**WORK INSTRUCTION:**
Retrieve all lines below that have the string "اطلاعات".

**INFORMATION GIVEN:**

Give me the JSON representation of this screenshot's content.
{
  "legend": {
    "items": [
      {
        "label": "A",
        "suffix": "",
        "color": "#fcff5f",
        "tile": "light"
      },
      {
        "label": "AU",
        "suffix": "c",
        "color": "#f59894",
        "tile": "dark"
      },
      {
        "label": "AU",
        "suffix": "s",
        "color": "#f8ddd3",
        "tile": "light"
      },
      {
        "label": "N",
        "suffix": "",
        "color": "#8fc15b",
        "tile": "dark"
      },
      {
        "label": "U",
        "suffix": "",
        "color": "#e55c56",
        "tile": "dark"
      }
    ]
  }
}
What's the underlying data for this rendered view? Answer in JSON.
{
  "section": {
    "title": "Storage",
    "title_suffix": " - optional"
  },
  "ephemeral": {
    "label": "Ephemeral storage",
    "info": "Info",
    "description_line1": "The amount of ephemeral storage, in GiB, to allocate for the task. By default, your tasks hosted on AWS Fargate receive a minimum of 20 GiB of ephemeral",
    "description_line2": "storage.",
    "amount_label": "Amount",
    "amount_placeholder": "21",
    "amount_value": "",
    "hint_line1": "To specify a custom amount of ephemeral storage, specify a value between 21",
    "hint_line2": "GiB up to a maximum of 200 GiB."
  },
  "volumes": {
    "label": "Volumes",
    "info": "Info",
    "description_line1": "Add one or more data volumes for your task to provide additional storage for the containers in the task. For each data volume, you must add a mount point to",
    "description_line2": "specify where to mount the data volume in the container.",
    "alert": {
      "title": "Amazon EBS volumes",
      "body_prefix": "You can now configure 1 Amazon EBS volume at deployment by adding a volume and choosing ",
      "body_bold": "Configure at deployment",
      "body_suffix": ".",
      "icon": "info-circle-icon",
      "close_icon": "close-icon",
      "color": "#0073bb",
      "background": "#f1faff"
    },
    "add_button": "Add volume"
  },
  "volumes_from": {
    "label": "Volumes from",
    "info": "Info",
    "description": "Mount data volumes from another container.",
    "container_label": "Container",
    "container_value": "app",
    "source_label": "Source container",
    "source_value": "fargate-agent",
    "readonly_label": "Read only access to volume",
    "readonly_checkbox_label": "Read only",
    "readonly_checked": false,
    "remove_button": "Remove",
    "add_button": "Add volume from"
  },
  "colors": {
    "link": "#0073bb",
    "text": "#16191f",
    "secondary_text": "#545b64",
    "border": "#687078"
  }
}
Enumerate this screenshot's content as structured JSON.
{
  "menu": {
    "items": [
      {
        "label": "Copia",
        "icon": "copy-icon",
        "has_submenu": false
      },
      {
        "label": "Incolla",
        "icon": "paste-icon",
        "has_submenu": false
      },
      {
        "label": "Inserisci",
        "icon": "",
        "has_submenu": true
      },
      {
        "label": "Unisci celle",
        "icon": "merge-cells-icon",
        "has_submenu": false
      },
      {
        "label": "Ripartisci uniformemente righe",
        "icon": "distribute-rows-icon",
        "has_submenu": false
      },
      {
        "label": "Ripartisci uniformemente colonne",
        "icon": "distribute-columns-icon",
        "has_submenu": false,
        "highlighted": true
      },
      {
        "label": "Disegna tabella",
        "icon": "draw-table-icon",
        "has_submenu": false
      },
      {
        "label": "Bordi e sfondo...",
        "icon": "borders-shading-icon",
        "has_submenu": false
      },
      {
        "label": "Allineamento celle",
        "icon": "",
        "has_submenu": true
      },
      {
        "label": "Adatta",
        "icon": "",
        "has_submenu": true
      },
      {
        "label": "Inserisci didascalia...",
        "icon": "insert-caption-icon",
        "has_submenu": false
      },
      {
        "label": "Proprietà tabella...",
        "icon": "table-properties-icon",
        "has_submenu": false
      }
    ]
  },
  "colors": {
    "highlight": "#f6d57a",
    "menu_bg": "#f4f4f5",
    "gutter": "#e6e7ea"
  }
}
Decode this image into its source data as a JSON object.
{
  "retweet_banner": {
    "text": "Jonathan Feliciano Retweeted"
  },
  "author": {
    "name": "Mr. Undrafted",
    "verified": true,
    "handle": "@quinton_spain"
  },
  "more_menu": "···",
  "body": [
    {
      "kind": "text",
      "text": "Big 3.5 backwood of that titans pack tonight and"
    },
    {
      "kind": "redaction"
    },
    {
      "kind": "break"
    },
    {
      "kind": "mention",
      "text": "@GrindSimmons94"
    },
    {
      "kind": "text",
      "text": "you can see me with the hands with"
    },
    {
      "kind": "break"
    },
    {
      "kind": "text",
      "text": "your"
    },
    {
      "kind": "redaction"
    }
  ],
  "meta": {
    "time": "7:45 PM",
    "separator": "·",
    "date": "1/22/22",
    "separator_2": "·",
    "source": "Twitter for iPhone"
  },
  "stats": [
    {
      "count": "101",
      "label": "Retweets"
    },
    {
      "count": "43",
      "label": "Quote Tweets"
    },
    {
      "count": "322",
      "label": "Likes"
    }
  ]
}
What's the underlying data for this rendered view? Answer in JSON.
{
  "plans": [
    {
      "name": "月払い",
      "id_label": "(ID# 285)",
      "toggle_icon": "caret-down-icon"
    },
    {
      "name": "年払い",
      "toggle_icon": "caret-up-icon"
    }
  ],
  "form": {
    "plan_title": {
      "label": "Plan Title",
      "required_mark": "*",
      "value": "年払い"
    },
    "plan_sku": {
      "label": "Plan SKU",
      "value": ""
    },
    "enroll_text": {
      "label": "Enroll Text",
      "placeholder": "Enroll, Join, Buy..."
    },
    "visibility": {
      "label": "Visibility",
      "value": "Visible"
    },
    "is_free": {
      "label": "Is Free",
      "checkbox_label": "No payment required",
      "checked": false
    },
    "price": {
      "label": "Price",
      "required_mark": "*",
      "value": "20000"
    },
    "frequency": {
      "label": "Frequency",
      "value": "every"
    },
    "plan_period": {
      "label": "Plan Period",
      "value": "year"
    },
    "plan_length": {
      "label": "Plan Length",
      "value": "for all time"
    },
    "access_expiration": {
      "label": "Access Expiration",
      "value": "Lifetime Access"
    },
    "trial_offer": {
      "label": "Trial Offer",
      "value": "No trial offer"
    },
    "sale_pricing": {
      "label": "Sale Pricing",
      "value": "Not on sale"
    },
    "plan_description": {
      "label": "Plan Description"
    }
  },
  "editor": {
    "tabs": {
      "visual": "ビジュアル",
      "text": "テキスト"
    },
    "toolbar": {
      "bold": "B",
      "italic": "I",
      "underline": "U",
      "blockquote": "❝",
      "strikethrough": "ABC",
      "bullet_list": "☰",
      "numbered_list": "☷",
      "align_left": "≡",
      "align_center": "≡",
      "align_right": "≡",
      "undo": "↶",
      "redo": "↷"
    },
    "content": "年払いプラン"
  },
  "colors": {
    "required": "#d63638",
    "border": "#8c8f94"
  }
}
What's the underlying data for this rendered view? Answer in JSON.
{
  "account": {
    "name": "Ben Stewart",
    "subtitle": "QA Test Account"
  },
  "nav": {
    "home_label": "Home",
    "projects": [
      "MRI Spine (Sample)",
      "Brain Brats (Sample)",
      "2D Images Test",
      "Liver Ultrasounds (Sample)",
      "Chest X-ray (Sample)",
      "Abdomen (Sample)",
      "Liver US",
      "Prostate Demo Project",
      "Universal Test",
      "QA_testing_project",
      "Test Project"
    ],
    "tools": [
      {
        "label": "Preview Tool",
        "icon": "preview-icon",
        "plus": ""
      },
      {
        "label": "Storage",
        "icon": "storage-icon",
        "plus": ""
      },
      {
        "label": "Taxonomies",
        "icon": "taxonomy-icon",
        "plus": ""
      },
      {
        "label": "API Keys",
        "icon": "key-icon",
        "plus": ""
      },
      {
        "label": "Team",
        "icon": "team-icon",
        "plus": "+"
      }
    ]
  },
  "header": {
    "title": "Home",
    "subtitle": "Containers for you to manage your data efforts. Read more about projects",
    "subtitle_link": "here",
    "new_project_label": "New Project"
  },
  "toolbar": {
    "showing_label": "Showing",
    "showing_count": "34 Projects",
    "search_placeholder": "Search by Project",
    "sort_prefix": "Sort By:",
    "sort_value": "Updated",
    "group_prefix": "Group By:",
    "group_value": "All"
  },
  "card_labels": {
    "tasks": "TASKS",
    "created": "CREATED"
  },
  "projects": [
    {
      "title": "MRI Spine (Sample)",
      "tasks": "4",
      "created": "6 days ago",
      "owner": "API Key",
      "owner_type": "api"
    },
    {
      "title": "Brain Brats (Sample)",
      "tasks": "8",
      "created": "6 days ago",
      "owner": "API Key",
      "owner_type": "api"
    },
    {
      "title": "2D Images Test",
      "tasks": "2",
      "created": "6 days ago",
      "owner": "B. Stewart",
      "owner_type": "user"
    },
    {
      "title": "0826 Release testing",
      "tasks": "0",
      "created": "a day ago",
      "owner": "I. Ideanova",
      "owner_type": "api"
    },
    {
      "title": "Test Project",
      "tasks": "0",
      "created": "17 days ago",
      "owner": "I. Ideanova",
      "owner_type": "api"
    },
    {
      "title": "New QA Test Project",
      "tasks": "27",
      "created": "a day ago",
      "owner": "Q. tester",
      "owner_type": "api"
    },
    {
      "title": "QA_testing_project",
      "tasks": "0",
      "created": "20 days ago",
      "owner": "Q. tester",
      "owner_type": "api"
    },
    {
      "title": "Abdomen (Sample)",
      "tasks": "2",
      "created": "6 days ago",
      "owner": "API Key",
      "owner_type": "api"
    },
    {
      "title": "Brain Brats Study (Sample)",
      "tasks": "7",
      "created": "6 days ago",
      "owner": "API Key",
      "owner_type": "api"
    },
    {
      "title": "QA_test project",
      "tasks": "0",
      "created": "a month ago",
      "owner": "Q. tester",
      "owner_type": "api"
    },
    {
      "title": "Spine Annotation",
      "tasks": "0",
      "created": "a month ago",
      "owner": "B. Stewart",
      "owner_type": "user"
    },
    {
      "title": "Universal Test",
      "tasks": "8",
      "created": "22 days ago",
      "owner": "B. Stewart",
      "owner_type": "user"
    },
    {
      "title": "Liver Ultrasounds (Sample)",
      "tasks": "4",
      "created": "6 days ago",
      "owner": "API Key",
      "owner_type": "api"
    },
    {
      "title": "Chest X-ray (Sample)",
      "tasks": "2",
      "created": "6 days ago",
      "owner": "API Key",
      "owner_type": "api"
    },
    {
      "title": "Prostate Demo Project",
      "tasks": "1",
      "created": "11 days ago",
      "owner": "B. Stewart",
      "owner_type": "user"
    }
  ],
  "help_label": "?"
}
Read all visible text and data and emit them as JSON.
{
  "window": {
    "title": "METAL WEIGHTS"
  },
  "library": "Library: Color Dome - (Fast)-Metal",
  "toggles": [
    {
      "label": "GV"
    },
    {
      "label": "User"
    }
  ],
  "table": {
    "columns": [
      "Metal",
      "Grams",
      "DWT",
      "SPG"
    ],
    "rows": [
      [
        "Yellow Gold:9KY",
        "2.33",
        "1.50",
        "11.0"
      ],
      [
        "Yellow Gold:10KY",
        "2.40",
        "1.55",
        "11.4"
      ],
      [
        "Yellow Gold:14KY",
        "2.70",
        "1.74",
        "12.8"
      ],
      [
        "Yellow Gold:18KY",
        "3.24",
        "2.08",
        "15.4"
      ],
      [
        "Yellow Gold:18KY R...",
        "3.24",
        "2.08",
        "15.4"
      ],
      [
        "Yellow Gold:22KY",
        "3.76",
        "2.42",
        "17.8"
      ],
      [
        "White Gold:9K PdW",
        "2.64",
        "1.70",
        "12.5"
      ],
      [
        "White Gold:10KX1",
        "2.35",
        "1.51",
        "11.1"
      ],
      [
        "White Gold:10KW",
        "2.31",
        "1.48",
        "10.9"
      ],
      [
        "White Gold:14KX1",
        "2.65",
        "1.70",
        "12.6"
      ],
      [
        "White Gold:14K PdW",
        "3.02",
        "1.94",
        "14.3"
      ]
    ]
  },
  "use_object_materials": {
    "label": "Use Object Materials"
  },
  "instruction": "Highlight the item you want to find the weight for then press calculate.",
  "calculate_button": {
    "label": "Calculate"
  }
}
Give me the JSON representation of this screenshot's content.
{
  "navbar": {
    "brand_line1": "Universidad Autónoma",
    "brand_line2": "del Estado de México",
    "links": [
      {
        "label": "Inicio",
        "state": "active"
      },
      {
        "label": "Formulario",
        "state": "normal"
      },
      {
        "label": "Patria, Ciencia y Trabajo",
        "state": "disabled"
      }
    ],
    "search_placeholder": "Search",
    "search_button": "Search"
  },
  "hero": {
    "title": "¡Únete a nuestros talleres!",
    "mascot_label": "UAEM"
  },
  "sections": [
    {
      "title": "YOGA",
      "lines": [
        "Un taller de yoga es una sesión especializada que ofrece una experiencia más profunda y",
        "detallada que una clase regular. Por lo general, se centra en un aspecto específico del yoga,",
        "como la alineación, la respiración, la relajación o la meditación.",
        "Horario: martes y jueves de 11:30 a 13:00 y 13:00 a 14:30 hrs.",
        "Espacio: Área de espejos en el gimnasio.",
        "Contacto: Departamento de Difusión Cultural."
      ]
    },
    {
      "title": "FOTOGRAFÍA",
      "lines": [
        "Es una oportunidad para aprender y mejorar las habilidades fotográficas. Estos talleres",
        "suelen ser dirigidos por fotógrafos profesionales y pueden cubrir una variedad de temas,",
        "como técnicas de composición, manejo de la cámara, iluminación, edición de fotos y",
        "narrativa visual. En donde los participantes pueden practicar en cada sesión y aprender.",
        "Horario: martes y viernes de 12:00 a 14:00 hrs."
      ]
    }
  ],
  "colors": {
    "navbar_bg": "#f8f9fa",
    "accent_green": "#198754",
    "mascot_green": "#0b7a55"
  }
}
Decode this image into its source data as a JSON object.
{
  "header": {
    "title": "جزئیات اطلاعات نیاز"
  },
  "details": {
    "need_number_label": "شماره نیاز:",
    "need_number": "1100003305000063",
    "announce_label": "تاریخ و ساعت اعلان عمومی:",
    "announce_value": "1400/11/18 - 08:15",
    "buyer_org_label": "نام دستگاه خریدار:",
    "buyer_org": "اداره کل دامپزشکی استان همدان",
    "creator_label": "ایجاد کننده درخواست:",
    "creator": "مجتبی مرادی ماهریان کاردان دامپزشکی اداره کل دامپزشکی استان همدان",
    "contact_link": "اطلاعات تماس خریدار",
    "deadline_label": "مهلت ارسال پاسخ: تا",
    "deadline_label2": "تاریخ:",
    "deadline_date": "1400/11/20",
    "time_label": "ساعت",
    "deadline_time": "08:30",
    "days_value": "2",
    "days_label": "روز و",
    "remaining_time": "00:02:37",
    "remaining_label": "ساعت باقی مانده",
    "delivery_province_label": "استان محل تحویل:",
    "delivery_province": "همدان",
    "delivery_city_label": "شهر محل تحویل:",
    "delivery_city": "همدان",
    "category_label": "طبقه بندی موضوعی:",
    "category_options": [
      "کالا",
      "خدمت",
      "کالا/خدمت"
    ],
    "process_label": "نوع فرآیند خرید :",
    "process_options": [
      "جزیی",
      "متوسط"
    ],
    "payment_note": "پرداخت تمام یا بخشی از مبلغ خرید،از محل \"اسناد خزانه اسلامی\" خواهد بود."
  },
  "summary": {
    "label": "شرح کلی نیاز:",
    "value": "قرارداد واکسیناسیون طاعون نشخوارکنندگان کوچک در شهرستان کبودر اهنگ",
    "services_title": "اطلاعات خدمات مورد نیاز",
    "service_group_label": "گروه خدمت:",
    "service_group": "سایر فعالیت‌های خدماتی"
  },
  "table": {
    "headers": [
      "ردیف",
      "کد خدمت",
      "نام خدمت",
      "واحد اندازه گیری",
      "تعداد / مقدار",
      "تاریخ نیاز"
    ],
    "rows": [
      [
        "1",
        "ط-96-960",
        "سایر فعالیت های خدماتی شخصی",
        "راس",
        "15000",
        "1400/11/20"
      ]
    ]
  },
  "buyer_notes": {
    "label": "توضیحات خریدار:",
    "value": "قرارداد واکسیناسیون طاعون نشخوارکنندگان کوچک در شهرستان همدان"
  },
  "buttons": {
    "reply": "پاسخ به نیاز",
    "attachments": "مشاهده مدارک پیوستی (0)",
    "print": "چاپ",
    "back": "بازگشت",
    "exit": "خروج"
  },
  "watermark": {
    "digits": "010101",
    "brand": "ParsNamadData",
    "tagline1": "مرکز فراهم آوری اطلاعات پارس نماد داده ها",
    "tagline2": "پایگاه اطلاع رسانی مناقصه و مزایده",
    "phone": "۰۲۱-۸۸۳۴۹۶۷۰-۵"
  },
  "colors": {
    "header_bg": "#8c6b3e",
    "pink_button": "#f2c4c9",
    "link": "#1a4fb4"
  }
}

**FINISHED EXERCISE:**
    "title": "جزئیات اطلاعات نیاز"
    "contact_link": "اطلاعات تماس خریدار",
    "services_title": "اطلاعات خدمات مورد نیاز",
    "tagline1": "مرکز فراهم آوری اطلاعات پارس نماد داده ها",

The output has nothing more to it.